The Difference Between Thinking and Knowing
Memorization doesn't deserve its bad name.
12:00 AM, May 30, 2002 • By CLAUDIA WINKLER
A RECENT PIECE in Newsweek prompts an editor to reflect on that subversive phrase "rote memorization."
Reporter Paul Mooney uses the term--correctly, for once--in his story on the revival of Confucian education in China. Five-year-olds, it seems, are being taught to recite the Confucian classics by heart. Explains an official at the National Studies School in Beijing, "They don't necessarily understand what they're reciting. But gradually it will have an impact on their thinking." Critics, writes Mooney, complain that China's schools already suffer from "too much rote memorization, not too little."
To learn "by rote," according to Webster's dictionary, is to learn "by memory alone, without understanding or thought." That would appear to be exactly what the Beijing school has in mind: Plant precepts in small children's heads, and you'll shape their thinking and their actions as they grow.

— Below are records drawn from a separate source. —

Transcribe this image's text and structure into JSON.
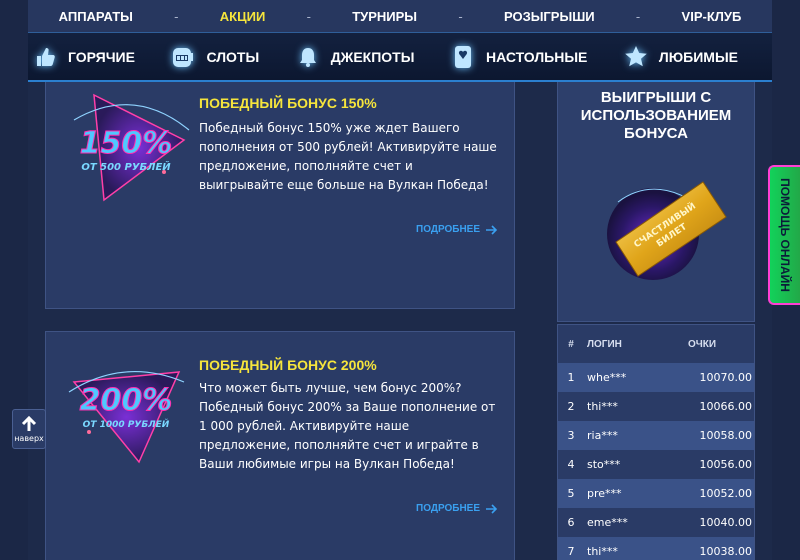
{
  "topnav": {
    "items": [
      {
        "label": "АППАРАТЫ",
        "active": false
      },
      {
        "label": "АКЦИИ",
        "active": true
      },
      {
        "label": "ТУРНИРЫ",
        "active": false
      },
      {
        "label": "РОЗЫГРЫШИ",
        "active": false
      },
      {
        "label": "VIP-КЛУБ",
        "active": false
      }
    ],
    "separator": "-"
  },
  "categories": [
    {
      "label": "ГОРЯЧИЕ",
      "icon": "thumbs-up-icon"
    },
    {
      "label": "СЛОТЫ",
      "icon": "slot-machine-icon"
    },
    {
      "label": "ДЖЕКПОТЫ",
      "icon": "bell-icon"
    },
    {
      "label": "НАСТОЛЬНЫЕ",
      "icon": "playing-card-icon"
    },
    {
      "label": "ЛЮБИМЫЕ",
      "icon": "star-icon"
    }
  ],
  "promos": [
    {
      "title": "ПОБЕДНЫЙ БОНУС 150%",
      "description": "Победный бонус 150% уже ждет Вашего пополнения от 500 рублей! Активируйте наше предложение, пополняйте счет и выигрывайте еще больше на Вулкан Победа!",
      "badge_big": "150%",
      "badge_small": "ОТ 500 РУБЛЕЙ",
      "more_label": "ПОДРОБНЕЕ"
    },
    {
      "title": "ПОБЕДНЫЙ БОНУС 200%",
      "description": "Что может быть лучше, чем бонус 200%? Победный бонус 200% за Ваше пополнение от 1 000 рублей. Активируйте наше предложение, пополняйте счет и играйте в Ваши любимые игры на Вулкан Победа!",
      "badge_big": "200%",
      "badge_small": "ОТ 1000 РУБЛЕЙ",
      "more_label": "ПОДРОБНЕЕ"
    }
  ],
  "sidepanel": {
    "title": "ВЫИГРЫШИ С ИСПОЛЬЗОВАНИЕМ БОНУСА",
    "ticket_text_1": "СЧАСТЛИВЫЙ",
    "ticket_text_2": "БИЛЕТ"
  },
  "winners": {
    "headers": {
      "num": "#",
      "login": "ЛОГИН",
      "points": "ОЧКИ"
    },
    "rows": [
      {
        "num": "1",
        "login": "whe***",
        "points": "10070.00"
      },
      {
        "num": "2",
        "login": "thi***",
        "points": "10066.00"
      },
      {
        "num": "3",
        "login": "ria***",
        "points": "10058.00"
      },
      {
        "num": "4",
        "login": "sto***",
        "points": "10056.00"
      },
      {
        "num": "5",
        "login": "pre***",
        "points": "10052.00"
      },
      {
        "num": "6",
        "login": "eme***",
        "points": "10040.00"
      },
      {
        "num": "7",
        "login": "thi***",
        "points": "10038.00"
      }
    ]
  },
  "totop_label": "наверх",
  "help_label": "ПОМОЩЬ ОНЛАЙН",
  "colors": {
    "accent_yellow": "#f6e53c",
    "link_blue": "#3aa0f0",
    "help_green": "#12d25a"
  }
}
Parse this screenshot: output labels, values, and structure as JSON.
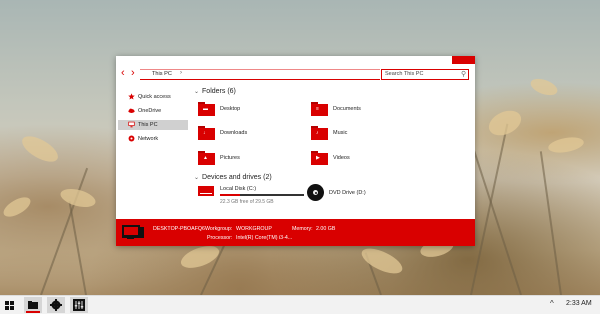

But not all memorization is learning by rote. To commit something to memory isn't necessarily to learn it "without understanding or thought." As anyone knows who's tried it, retaining facts is much easier when you see how they fit into a larger picture that makes sense.
Yet in a subtle bit of linguistic sleight of hand, the pejorative term "rote memorization" is commonly used as synonymous with memorization tout court. It's almost always contrasted with comprehension and critical thinking--as if knowing things and thinking about things were mutually exclusive.
Thus, to cite an altogether commonplace example, an article praising a new schoolbook on local history, in the Queens edition of Newsday, notes, "Activities in the booklet draw on an array of skills, stressing thinking and analysis over rote memorization of facts."
One can't help wondering what it is the children are to analyze--what exactly they are to think about--if their starting point is not to be a command of the specifics recounted in the book.
This conflation of mindless, blab-school, learning-by-rote with the necessary, if sometimes painful, committing of information to memory has a sordid effect: to dress up ignorance as superior thoughtfulness. Implicitly, it disparages the intake of knowledge--once the very essence of classroom learning--as an activity fit only for drones.
I give the last, depressing word to Kay Hymowitz, a seasoned critic of American child-rearing and the author of Ready Or Not: What Happens When We Treat Children as Small Adults. In her review in the June issue of Commentary of two new books about high schools, she's clearly talking about an educational scene where facts are out and analysis is in when she asks:
"Why, then, do so many middle-class Americans now act as if education is nothing more than a 'game'? . . . Along with any serious commitment to subjects like English and history, the idea of education as a way to sharpen mental discipline, to cultivate higher cultural interests, or to teach civic principles has simply disappeared."
Claudia Winkler is a managing editor at The Weekly Standard.